### Data for analysis
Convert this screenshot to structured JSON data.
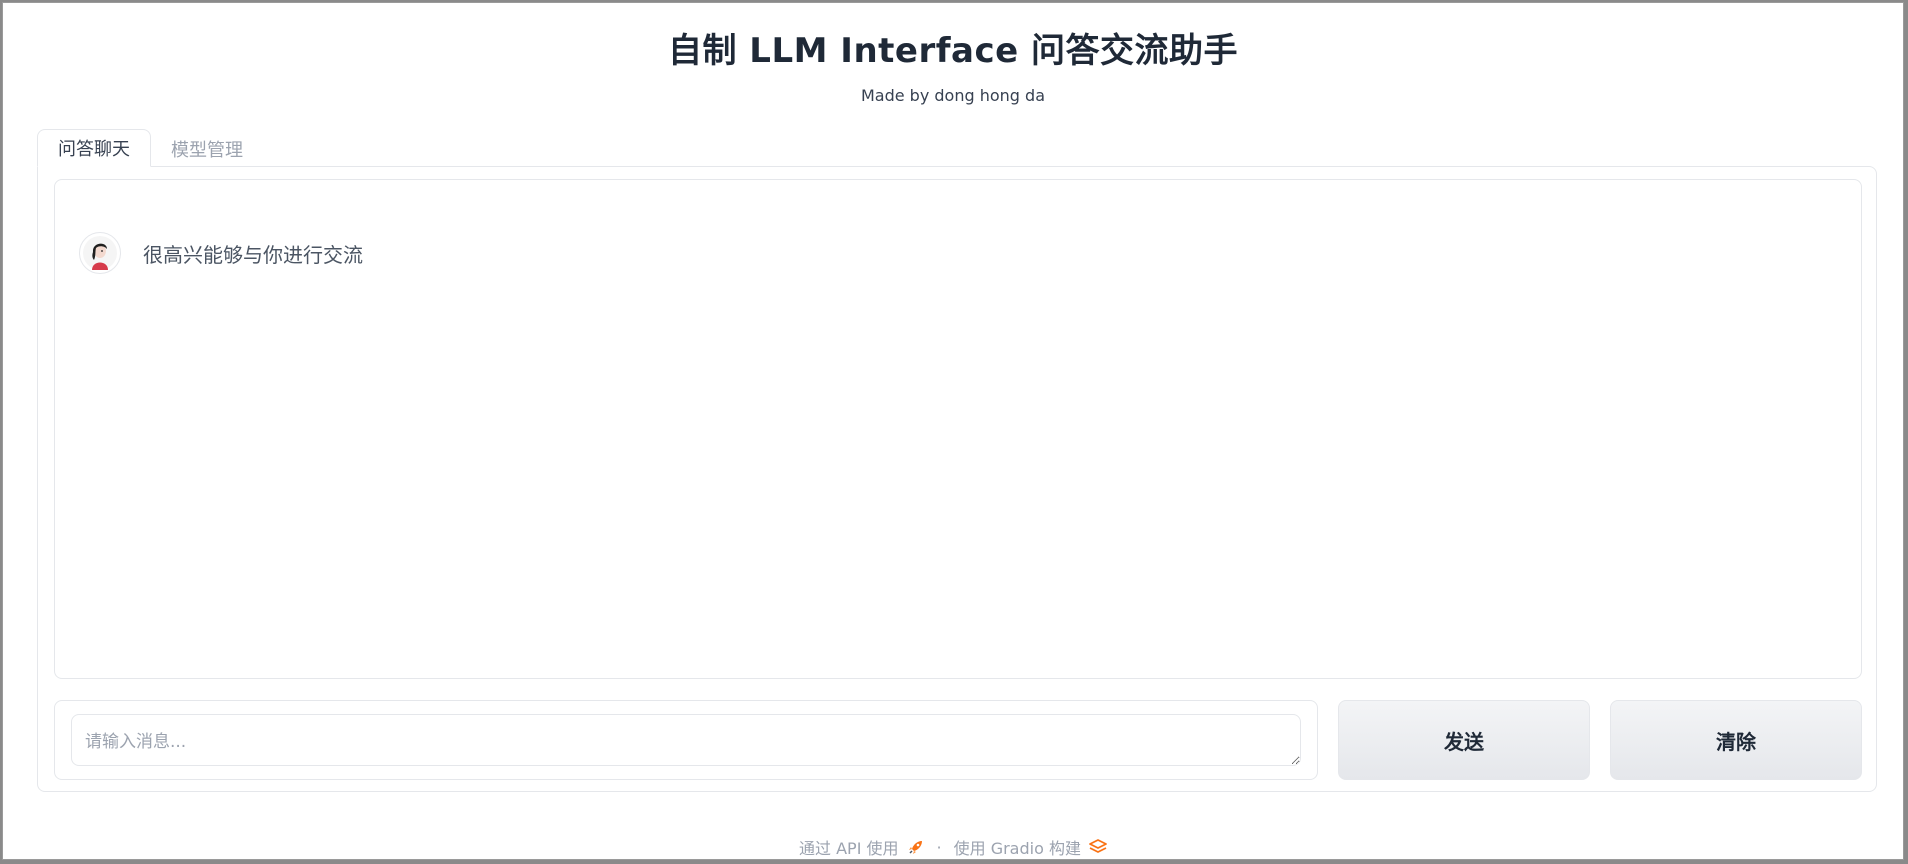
{
  "header": {
    "title": "自制 LLM Interface 问答交流助手",
    "subtitle": "Made by dong hong da"
  },
  "tabs": [
    {
      "label": "问答聊天",
      "active": true
    },
    {
      "label": "模型管理",
      "active": false
    }
  ],
  "chat": {
    "messages": [
      {
        "role": "bot",
        "text": "很高兴能够与你进行交流"
      }
    ]
  },
  "composer": {
    "placeholder": "请输入消息...",
    "value": ""
  },
  "buttons": {
    "send_label": "发送",
    "clear_label": "清除"
  },
  "footer": {
    "api_link": "通过 API 使用",
    "separator": "·",
    "built_with": "使用 Gradio 构建",
    "api_icon": "rocket-icon",
    "gradio_icon": "gradio-logo-icon"
  },
  "colors": {
    "accent": "#f97316",
    "text_primary": "#1f2937",
    "text_muted": "#9ca3af",
    "border": "#e5e7eb"
  }
}
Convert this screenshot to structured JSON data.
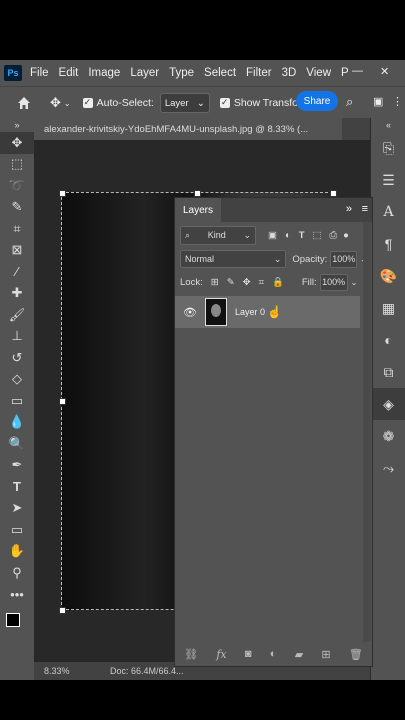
{
  "app": {
    "logo": "Ps"
  },
  "menubar": {
    "items": [
      "File",
      "Edit",
      "Image",
      "Layer",
      "Type",
      "Select",
      "Filter",
      "3D",
      "View",
      "P"
    ]
  },
  "options": {
    "auto_select_label": "Auto-Select:",
    "auto_select_value": "Layer",
    "show_transform_label": "Show Transform",
    "share_label": "Share"
  },
  "document": {
    "tab_title": "alexander-krivitskiy-YdoEhMFA4MU-unsplash.jpg @ 8.33% (..."
  },
  "status": {
    "zoom": "8.33%",
    "doc": "Doc: 66.4M/66.4..."
  },
  "layers_panel": {
    "title": "Layers",
    "kind_label": "Kind",
    "blend_mode": "Normal",
    "opacity_label": "Opacity:",
    "opacity_value": "100%",
    "lock_label": "Lock:",
    "fill_label": "Fill:",
    "fill_value": "100%",
    "layers": [
      {
        "name": "Layer 0",
        "visible": true
      }
    ]
  },
  "colors": {
    "accent": "#1473e6",
    "panel": "#535353",
    "canvas_bg": "#282828"
  }
}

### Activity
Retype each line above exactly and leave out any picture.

### Reply to the task
Convert this screenshot to structured JSON data.
{
  "header": {
    "title": "自制 LLM Interface 问答交流助手",
    "subtitle": "Made by dong hong da"
  },
  "tabs": [
    {
      "label": "问答聊天",
      "active": true
    },
    {
      "label": "模型管理",
      "active": false
    }
  ],
  "chat": {
    "messages": [
      {
        "role": "bot",
        "text": "很高兴能够与你进行交流"
      }
    ]
  },
  "composer": {
    "placeholder": "请输入消息...",
    "value": ""
  },
  "buttons": {
    "send_label": "发送",
    "clear_label": "清除"
  },
  "footer": {
    "api_link": "通过 API 使用",
    "separator": "·",
    "built_with": "使用 Gradio 构建",
    "api_icon": "rocket-icon",
    "gradio_icon": "gradio-logo-icon"
  },
  "colors": {
    "accent": "#f97316",
    "text_primary": "#1f2937",
    "text_muted": "#9ca3af",
    "border": "#e5e7eb"
  }
}
Convert this screenshot to structured JSON data.
{
  "app": {
    "logo": "Ps"
  },
  "menubar": {
    "items": [
      "File",
      "Edit",
      "Image",
      "Layer",
      "Type",
      "Select",
      "Filter",
      "3D",
      "View",
      "P"
    ]
  },
  "options": {
    "auto_select_label": "Auto-Select:",
    "auto_select_value": "Layer",
    "show_transform_label": "Show Transform",
    "share_label": "Share"
  },
  "document": {
    "tab_title": "alexander-krivitskiy-YdoEhMFA4MU-unsplash.jpg @ 8.33% (..."
  },
  "status": {
    "zoom": "8.33%",
    "doc": "Doc: 66.4M/66.4..."
  },
  "layers_panel": {
    "title": "Layers",
    "kind_label": "Kind",
    "blend_mode": "Normal",
    "opacity_label": "Opacity:",
    "opacity_value": "100%",
    "lock_label": "Lock:",
    "fill_label": "Fill:",
    "fill_value": "100%",
    "layers": [
      {
        "name": "Layer 0",
        "visible": true
      }
    ]
  },
  "colors": {
    "accent": "#1473e6",
    "panel": "#535353",
    "canvas_bg": "#282828"
  }
}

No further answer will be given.